Growing up, a large number of people interchanged the words "grilling" and "barbecue". There is a distinct difference in the two, and the method you use will probably determine the type of sauce you place on your chicken.


Grilling is done over a high heat. Food cooks rather quickly and is a great break from the kitchen.

Barbecuing is different. It takes a low fire and a long time to cook the meat. This is usually done with larger pieces of meat or whole slabs of ribs. A whole chicken can be done this way, but if you don't like the smoky taste that barbecuing for many hours at 200 -300 degrees produces, you may want to shy away from it.

Indirect cooking is the compromise. Your fire is built, or you gas grill burner turned on, until it reaches the desired temperature. With a gas grill you will use one burner. The charcoal is raked to one side of the grill and the chicken is cooked on the other. In effect, what you are doing is creating an oven.

It is a rare occurrence when several cooks will agree on a barbecue sauce. It stands in the same arena as steak sauce to some. If it needs sauce, it isn't good meat. Not necessarily true, but that is another issue.

The barbecue sauce boom in the United States will give you selections that you may never have heard of. The taste will vary from Memphis to Raleigh and the opinions will vary just as much.


Finding the right balance to suit your taste is what counts. I'm sure many of you will make your own barbecue sauce and place your signature on it.

Sauces can be sweet with maple syrup, honey, hoisin sauce, molasses or a can of soda in the mix. Others can be sour with lemon juice, vinegar or cider in them. Worcestershire sauce fits into that category as well. If hot and spicy sauces make you happy you will include onions, garlic, any variety of peppers or pepper sauce and other spices.

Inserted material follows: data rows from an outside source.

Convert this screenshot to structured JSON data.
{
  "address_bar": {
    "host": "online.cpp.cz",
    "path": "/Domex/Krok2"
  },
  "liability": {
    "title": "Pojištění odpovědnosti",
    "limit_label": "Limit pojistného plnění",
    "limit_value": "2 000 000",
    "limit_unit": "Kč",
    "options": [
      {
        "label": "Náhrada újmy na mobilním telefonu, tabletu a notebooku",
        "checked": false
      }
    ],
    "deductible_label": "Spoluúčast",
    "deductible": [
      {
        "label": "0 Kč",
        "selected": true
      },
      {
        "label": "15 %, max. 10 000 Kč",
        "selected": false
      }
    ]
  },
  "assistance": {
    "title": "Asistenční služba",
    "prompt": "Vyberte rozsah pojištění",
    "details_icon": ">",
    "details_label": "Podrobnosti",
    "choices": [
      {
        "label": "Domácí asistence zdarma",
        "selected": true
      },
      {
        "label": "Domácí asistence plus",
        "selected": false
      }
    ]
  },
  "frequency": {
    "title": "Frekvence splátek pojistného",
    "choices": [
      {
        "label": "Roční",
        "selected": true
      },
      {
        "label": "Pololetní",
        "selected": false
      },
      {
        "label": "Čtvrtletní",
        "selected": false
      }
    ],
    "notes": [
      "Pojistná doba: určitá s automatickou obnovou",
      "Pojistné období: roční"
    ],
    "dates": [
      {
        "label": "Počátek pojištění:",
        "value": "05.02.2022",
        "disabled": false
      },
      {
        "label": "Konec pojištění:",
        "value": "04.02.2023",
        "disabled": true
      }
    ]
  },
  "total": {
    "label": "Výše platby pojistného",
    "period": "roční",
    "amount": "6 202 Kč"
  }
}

Thick or thin is also a matter of personal taste. Regional exposure often influences our choices. The Carolina's and Georgia make a thinner sauce with varying flavors. Some just live for the smoky taste and load it up with liquid smoke. Some are tomato based, others vinegar based. Here again, sweet, sour or spicy.

Oriental barbecue sauces will be based with soy sauce. Peanut oil and some hot spicy sauces will comprise the remainder of the flavor enhancement.

A good barbecue sauce will make the meat taste better, not be the primary flavor. If you are using a sweeter sauce, save the application until the meat is near completion. Like spaghetti sauce, the longer you cook it the better it will be. Slow cooking over low heat is the key here.